WORK TO BE COMPLETED: Spot each line in the records below where the word "time" occurs, then copy it.

DATA EXCERPTS:
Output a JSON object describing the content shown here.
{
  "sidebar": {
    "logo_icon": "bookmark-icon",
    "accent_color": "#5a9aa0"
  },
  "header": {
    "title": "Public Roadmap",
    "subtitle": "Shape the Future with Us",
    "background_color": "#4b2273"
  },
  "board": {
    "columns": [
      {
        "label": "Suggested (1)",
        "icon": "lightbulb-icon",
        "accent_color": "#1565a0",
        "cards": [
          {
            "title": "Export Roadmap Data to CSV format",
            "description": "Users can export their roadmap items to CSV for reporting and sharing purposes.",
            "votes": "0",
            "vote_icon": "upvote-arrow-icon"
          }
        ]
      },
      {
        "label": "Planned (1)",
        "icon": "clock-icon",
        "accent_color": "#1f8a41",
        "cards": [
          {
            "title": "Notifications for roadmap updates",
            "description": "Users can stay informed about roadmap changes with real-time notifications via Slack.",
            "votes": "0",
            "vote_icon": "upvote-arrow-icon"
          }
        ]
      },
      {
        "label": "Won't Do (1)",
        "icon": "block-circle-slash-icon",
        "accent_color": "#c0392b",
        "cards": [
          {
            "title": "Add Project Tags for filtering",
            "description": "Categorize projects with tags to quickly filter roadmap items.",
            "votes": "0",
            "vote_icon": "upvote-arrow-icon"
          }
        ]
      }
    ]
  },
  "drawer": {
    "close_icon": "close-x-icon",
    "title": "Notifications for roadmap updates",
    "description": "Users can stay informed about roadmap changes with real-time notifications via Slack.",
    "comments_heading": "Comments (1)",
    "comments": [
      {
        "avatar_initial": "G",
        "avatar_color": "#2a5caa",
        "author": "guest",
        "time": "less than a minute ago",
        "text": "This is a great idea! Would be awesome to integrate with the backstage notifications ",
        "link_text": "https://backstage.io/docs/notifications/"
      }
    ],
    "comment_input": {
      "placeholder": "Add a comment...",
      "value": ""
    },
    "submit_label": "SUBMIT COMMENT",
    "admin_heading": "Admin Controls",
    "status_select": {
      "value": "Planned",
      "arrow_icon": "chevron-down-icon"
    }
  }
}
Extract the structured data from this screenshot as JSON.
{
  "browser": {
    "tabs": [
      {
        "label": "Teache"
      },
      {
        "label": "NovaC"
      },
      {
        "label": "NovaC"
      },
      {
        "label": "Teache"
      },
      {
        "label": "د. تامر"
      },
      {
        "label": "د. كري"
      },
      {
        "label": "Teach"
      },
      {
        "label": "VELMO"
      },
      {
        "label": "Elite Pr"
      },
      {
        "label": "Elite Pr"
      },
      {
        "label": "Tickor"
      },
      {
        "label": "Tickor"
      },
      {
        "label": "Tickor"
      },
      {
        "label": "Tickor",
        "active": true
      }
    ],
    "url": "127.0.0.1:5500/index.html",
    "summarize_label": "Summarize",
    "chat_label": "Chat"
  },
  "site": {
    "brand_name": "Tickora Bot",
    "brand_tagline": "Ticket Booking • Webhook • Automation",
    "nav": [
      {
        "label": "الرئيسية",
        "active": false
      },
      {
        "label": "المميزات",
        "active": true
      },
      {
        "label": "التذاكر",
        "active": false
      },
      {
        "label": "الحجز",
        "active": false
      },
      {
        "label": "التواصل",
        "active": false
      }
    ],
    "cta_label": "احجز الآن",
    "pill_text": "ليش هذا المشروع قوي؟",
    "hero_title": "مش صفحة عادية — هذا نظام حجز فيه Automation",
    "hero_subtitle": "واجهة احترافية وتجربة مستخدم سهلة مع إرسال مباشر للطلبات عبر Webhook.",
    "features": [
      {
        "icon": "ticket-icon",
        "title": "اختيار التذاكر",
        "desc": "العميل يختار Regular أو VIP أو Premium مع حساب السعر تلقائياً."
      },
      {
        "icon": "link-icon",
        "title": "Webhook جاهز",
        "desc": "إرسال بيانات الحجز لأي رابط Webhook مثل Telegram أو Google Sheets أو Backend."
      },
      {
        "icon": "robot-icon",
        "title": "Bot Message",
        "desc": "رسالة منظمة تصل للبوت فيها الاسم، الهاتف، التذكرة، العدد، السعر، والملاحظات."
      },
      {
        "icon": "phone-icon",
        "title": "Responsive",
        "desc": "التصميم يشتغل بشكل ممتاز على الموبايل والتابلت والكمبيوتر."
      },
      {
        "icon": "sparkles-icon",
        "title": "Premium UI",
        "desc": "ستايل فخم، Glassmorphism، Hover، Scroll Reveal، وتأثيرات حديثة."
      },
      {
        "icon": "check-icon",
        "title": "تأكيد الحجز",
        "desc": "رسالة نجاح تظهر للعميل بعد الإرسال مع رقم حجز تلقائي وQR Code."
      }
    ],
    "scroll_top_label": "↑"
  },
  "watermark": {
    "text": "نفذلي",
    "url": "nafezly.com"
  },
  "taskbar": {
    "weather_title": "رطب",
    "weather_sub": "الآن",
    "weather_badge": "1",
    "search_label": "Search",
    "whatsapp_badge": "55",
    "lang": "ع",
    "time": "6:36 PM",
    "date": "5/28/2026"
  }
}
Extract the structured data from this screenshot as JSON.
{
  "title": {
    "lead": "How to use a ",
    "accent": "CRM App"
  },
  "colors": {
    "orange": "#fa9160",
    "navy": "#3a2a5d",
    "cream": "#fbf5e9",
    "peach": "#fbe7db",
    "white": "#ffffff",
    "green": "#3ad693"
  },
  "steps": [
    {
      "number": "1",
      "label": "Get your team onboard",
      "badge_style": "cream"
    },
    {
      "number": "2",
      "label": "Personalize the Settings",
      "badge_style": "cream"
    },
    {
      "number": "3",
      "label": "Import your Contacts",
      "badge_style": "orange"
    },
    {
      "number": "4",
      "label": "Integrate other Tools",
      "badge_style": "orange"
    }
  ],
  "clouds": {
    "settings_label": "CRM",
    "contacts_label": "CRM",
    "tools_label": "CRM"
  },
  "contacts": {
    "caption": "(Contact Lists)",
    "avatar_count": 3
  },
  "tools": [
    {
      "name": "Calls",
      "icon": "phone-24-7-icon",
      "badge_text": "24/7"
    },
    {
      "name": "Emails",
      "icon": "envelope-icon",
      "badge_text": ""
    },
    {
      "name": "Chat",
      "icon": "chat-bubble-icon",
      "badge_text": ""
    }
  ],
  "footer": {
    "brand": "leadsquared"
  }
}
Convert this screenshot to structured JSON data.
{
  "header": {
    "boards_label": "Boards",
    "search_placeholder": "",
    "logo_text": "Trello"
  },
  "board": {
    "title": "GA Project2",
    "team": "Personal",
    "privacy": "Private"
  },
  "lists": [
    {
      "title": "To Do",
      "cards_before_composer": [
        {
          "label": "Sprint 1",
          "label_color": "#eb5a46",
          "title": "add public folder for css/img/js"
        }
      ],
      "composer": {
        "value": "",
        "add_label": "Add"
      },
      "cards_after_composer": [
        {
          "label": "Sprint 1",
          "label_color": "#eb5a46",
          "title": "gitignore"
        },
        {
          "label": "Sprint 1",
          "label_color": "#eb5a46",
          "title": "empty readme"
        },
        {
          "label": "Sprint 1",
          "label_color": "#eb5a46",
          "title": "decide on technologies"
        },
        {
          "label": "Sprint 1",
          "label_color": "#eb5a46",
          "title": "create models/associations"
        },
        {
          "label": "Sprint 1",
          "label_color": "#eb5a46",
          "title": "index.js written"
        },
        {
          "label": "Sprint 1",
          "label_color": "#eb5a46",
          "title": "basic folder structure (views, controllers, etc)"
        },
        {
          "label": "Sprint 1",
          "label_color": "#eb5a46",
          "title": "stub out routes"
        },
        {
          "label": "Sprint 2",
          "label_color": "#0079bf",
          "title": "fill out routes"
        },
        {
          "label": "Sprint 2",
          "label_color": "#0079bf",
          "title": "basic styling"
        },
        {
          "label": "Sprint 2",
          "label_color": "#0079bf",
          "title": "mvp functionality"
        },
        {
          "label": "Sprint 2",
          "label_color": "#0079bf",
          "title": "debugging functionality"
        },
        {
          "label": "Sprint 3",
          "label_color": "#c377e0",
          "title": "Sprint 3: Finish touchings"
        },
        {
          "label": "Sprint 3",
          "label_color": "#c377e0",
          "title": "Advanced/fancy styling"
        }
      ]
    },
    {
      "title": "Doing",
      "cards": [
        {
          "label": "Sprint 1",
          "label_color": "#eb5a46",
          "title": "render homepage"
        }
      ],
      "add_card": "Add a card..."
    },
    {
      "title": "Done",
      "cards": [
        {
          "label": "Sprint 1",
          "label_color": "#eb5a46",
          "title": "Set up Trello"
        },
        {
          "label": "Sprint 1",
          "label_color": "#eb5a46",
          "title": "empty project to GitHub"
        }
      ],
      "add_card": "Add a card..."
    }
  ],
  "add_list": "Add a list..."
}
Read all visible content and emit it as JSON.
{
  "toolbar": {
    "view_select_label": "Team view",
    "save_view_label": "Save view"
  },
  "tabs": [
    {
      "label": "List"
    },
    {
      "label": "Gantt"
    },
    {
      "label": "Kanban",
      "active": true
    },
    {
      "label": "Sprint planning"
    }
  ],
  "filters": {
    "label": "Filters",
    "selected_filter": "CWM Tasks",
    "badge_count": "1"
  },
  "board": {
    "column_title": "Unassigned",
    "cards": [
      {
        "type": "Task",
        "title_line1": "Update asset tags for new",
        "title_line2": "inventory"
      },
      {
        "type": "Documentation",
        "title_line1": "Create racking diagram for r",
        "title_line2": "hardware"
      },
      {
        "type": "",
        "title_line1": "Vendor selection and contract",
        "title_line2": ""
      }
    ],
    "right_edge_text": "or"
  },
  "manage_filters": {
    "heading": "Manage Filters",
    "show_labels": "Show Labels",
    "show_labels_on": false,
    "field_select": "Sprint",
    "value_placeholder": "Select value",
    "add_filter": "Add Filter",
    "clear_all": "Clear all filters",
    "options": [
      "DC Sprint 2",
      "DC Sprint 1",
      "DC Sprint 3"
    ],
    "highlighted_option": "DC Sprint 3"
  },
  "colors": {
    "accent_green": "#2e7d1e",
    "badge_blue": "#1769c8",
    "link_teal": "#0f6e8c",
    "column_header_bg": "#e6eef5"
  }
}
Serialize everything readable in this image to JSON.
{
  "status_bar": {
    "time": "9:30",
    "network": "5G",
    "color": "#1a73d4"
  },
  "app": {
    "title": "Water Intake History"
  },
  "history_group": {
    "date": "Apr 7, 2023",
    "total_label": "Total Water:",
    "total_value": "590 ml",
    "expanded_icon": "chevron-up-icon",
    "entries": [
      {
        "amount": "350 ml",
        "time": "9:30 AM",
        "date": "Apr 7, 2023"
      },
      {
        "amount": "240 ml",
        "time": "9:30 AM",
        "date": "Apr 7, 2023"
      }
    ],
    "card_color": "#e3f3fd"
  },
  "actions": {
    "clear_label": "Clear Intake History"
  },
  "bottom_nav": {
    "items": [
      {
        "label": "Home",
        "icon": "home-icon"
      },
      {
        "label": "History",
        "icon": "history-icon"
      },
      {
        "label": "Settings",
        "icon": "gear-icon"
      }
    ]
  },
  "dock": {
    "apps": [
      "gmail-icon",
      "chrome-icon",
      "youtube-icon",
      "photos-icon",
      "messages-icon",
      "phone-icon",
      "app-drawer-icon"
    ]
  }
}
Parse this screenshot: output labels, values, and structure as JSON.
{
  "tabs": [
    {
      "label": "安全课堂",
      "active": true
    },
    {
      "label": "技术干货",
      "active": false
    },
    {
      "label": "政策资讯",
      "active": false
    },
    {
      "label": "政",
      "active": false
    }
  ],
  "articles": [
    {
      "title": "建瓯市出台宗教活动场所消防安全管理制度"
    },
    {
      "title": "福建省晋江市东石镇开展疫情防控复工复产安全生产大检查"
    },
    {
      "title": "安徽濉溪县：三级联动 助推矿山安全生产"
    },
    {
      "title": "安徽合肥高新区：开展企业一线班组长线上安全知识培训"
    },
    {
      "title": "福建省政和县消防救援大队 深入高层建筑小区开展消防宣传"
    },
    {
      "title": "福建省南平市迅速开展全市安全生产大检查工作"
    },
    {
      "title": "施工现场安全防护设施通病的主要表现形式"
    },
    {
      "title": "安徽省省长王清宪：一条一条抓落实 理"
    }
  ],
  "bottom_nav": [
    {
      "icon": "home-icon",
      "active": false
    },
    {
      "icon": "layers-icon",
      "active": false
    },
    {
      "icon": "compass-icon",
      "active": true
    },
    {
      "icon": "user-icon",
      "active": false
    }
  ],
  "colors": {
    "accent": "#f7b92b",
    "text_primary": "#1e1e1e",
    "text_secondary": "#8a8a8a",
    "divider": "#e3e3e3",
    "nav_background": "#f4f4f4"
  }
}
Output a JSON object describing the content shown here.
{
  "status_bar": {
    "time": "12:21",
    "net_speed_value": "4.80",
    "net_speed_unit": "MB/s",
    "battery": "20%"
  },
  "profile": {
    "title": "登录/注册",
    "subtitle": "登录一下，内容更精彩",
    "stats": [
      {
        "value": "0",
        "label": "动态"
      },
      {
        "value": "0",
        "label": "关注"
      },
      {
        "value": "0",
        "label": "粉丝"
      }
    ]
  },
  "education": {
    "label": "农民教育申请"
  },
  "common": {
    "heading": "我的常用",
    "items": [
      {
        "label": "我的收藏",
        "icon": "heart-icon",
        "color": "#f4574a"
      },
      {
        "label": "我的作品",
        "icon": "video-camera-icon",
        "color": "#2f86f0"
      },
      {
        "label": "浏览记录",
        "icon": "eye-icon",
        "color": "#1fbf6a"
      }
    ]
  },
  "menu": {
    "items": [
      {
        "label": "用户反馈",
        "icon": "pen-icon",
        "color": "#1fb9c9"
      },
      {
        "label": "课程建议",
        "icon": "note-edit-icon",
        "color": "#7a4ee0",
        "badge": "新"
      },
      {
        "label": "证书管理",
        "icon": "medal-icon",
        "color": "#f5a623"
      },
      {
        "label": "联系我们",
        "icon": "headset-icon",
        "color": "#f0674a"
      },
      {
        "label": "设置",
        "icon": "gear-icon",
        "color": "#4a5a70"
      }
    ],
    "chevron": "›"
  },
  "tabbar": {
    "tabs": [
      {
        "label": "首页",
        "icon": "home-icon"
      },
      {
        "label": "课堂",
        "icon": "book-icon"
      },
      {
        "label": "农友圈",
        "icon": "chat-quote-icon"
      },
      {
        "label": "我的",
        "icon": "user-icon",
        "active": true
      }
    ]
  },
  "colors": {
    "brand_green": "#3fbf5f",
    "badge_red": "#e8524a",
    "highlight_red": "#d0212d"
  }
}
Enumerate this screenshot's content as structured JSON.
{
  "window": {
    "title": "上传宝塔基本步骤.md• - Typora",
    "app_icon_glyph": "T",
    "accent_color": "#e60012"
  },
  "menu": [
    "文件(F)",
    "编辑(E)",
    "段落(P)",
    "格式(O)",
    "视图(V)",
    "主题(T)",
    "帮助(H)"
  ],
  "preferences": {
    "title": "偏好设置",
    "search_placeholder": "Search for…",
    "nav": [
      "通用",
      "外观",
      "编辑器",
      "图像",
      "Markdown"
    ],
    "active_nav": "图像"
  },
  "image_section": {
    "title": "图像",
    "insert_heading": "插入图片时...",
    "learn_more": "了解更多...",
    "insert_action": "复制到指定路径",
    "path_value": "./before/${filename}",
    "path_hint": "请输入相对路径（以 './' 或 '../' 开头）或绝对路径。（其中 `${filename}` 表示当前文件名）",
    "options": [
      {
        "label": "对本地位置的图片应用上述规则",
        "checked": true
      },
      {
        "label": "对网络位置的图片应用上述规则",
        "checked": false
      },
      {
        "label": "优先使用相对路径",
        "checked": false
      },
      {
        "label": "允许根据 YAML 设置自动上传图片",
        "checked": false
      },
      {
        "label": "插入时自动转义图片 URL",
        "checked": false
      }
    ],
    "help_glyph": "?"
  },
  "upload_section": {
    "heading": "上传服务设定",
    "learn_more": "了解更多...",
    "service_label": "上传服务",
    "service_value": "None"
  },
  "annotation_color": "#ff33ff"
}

SOLUTION:
            "description": "Users can stay informed about roadmap changes with real-time notifications via Slack.",
    "description": "Users can stay informed about roadmap changes with real-time notifications via Slack.",
        "time": "less than a minute ago",
    "time": "6:36 PM",
    "time": "9:30",
        "time": "9:30 AM",
        "time": "9:30 AM",
    "time": "12:21",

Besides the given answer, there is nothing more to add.